A recent Law 360 story by Linda Chiem, “Virgin Asks 9th Circ. To Ax $6M Atty Fee in Wage Spat” reports that Alaska Airlines and Virgin America asked the Ninth Circuit to vacate nearly $6 million in fees awarded to attorneys for a certified class of flight attendants who won $77 million in a long-running dispute over pay and rest breaks. Virgin America Inc., which merged with Alaska Airlines Inc., filed an opening brief with the Ninth Circuit claiming that U.S. District Judge Jon S. Tigar in January signed off on $5.7 million in fees for the plaintiffs' attorneys without digging into whether their hours and calculations were properly justified.
The attorneys, who initially requested $13.2 million, but were awarded less than half that, are representing named plaintiff Julia Bernstein and flight attendants alleging Virgin America flouted California labor laws by not paying them for all hours worked, including overtime, and denying them state-mandated meal and rest breaks. Judge Tigar had acknowledged that the attorney fee application was too vague, saying "the level of specificity at which plaintiffs have documented their time makes it difficult or impossible for Virgin to raise certain challenges that courts have found justified partial reductions in other cases."
Despite that critical flaw, according to the airline, the court accepted all of the hours that the plaintiffs' counsel claimed and awarded a $5.7 million fee award, subject to only a 5% general reduction in hours. "That decision cannot stand," the airline said in the brief. "Because the lack of detail in the fee application deprived Virgin of a fair adversarial process and did not allow meaningful judicial review, the fee award must be vacated for that reason alone."
Moreover, the class counsel's flawed lodestar consisted of nearly 4,500 hours of billable time, most of which was billed at an absolute "top of the market" rate of $750 per hour, according to the brief.
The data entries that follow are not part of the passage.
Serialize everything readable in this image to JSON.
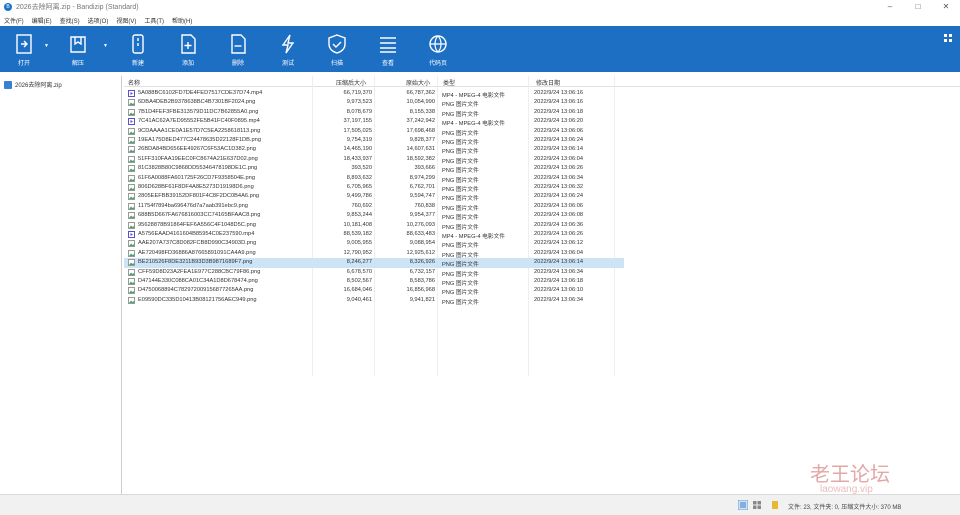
{
  "window": {
    "title": "2026去除阿离.zip - Bandizip (Standard)"
  },
  "menu": [
    "文件(F)",
    "编辑(E)",
    "查找(S)",
    "选项(O)",
    "视图(V)",
    "工具(T)",
    "帮助(H)"
  ],
  "toolbar": [
    {
      "label": "打开",
      "icon": "open-icon"
    },
    {
      "label": "解压",
      "icon": "extract-icon"
    },
    {
      "label": "新建",
      "icon": "new-archive-icon"
    },
    {
      "label": "添加",
      "icon": "add-icon"
    },
    {
      "label": "删除",
      "icon": "delete-icon"
    },
    {
      "label": "测试",
      "icon": "test-icon"
    },
    {
      "label": "扫描",
      "icon": "scan-icon"
    },
    {
      "label": "查看",
      "icon": "view-icon"
    },
    {
      "label": "代码页",
      "icon": "codepage-icon"
    }
  ],
  "tree": {
    "root": "2026去除阿离.zip"
  },
  "columns": {
    "name": "名称",
    "packed": "压缩后大小",
    "size": "原始大小",
    "type": "类型",
    "modified": "修改日期"
  },
  "files": [
    {
      "name": "5A088BC6102FD7DE4FED7517CDE37D74.mp4",
      "packed": "66,719,370",
      "size": "66,787,362",
      "type": "MP4 - MPEG-4 电影文件",
      "modified": "2022/9/24 13:06:16",
      "kind": "mp4"
    },
    {
      "name": "6DBA4DEB2B9378638BC4B7301BF2024.png",
      "packed": "9,973,523",
      "size": "10,054,990",
      "type": "PNG 图片文件",
      "modified": "2022/9/24 13:06:16",
      "kind": "png"
    },
    {
      "name": "7B1D4FEF3FBE313579D11DC7B62855A0.png",
      "packed": "8,078,679",
      "size": "8,155,338",
      "type": "PNG 图片文件",
      "modified": "2022/9/24 13:06:18",
      "kind": "png"
    },
    {
      "name": "7C41AC62A7ED95552FE5B41FC40F0895.mp4",
      "packed": "37,197,155",
      "size": "37,242,942",
      "type": "MP4 - MPEG-4 电影文件",
      "modified": "2022/9/24 13:06:20",
      "kind": "mp4"
    },
    {
      "name": "9CDAAAA1CE0A1E57D7C5EA2258618113.png",
      "packed": "17,505,025",
      "size": "17,698,468",
      "type": "PNG 图片文件",
      "modified": "2022/9/24 13:06:06",
      "kind": "png"
    },
    {
      "name": "19EA175D8ED477C24478635D22128F1DB.png",
      "packed": "9,754,319",
      "size": "9,828,377",
      "type": "PNG 图片文件",
      "modified": "2022/9/24 13:06:24",
      "kind": "png"
    },
    {
      "name": "26BDA84BD656EE49267C6F53AC1D382.png",
      "packed": "14,465,190",
      "size": "14,607,631",
      "type": "PNG 图片文件",
      "modified": "2022/9/24 13:06:14",
      "kind": "png"
    },
    {
      "name": "51FF310FAA19EEC0FC8674A21E637D02.png",
      "packed": "18,433,937",
      "size": "18,592,382",
      "type": "PNG 图片文件",
      "modified": "2022/9/24 13:06:04",
      "kind": "png"
    },
    {
      "name": "81C3828B80C9868DD55346478198DE1C.png",
      "packed": "393,520",
      "size": "393,666",
      "type": "PNG 图片文件",
      "modified": "2022/9/24 13:06:26",
      "kind": "png"
    },
    {
      "name": "61F6A0088FA601725F26CD7F9358504E.png",
      "packed": "8,893,632",
      "size": "8,974,299",
      "type": "PNG 图片文件",
      "modified": "2022/9/24 13:06:34",
      "kind": "png"
    },
    {
      "name": "806D628BF61F8DF4A8E5273D19198D6.png",
      "packed": "6,705,965",
      "size": "6,762,701",
      "type": "PNG 图片文件",
      "modified": "2022/9/24 13:06:32",
      "kind": "png"
    },
    {
      "name": "2805EEFBB39152DF801F4C8F2DC0B4A6.png",
      "packed": "9,499,786",
      "size": "9,594,747",
      "type": "PNG 图片文件",
      "modified": "2022/9/24 13:06:24",
      "kind": "png"
    },
    {
      "name": "11754f7894ba696476d7a7aab391ebc9.png",
      "packed": "760,692",
      "size": "760,838",
      "type": "PNG 图片文件",
      "modified": "2022/9/24 13:06:06",
      "kind": "png"
    },
    {
      "name": "688B5D667FA676816003CC74165BFAAC8.png",
      "packed": "9,853,244",
      "size": "9,954,377",
      "type": "PNG 图片文件",
      "modified": "2022/9/24 13:06:08",
      "kind": "png"
    },
    {
      "name": "95628878B91864FEF6A556C4F1048D5C.png",
      "packed": "10,181,408",
      "size": "10,276,093",
      "type": "PNG 图片文件",
      "modified": "2022/9/24 13:06:36",
      "kind": "png"
    },
    {
      "name": "A5756EAAD4161604B85954C0E237590.mp4",
      "packed": "88,539,182",
      "size": "88,633,483",
      "type": "MP4 - MPEG-4 电影文件",
      "modified": "2022/9/24 13:06:26",
      "kind": "mp4"
    },
    {
      "name": "AAE207A737C8D082FCB8D990C34903D.png",
      "packed": "9,005,955",
      "size": "9,088,954",
      "type": "PNG 图片文件",
      "modified": "2022/9/24 13:06:12",
      "kind": "png"
    },
    {
      "name": "AE720498FD36886A87665891091CA4A9.png",
      "packed": "12,790,952",
      "size": "12,925,612",
      "type": "PNG 图片文件",
      "modified": "2022/9/24 13:06:04",
      "kind": "png"
    },
    {
      "name": "BE210526F8DE3211B93D3B9871689F7.png",
      "packed": "8,246,277",
      "size": "8,326,926",
      "type": "PNG 图片文件",
      "modified": "2022/9/24 13:06:14",
      "kind": "png",
      "selected": true
    },
    {
      "name": "CFF59D8D23A2FEA1E977C288CBC79F86.png",
      "packed": "6,678,570",
      "size": "6,732,157",
      "type": "PNG 图片文件",
      "modified": "2022/9/24 13:06:34",
      "kind": "png"
    },
    {
      "name": "D47144E330C088CA01C34A1D8D678474.png",
      "packed": "8,502,567",
      "size": "8,583,786",
      "type": "PNG 图片文件",
      "modified": "2022/9/24 13:06:18",
      "kind": "png"
    },
    {
      "name": "D4750068894C782972009156877265AA.png",
      "packed": "16,684,046",
      "size": "16,856,968",
      "type": "PNG 图片文件",
      "modified": "2022/9/24 13:06:10",
      "kind": "png"
    },
    {
      "name": "E09590DC335D10413B08121756AEC949.png",
      "packed": "9,040,461",
      "size": "9,941,821",
      "type": "PNG 图片文件",
      "modified": "2022/9/24 13:06:34",
      "kind": "png"
    }
  ],
  "status": {
    "text": "文件: 23, 文件夹: 0, 压缩文件大小: 370 MB"
  },
  "watermark": {
    "main": "老王论坛",
    "sub": "laowang.vip"
  },
  "colors": {
    "toolbar": "#1d6fc4",
    "selected_row": "#cde4f7"
  }
}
On top of that, Judge Tigar improperly approved $251,000 in court-related expenses for the plaintiffs' attorneys, Virgin argued. "Most of the expenses that the district court awarded were for 'expert fees,' which are not recoverable under black-letter California law," the airline said. "In addition, the district court erred by ignoring the rule that a party cannot recover expenses without submitting an itemized list and accompanying receipts. The district court did not identify any exception to this rule, and it candidly acknowledged that plaintiffs' counsel failed to comply with it. But the court awarded expenses anyway."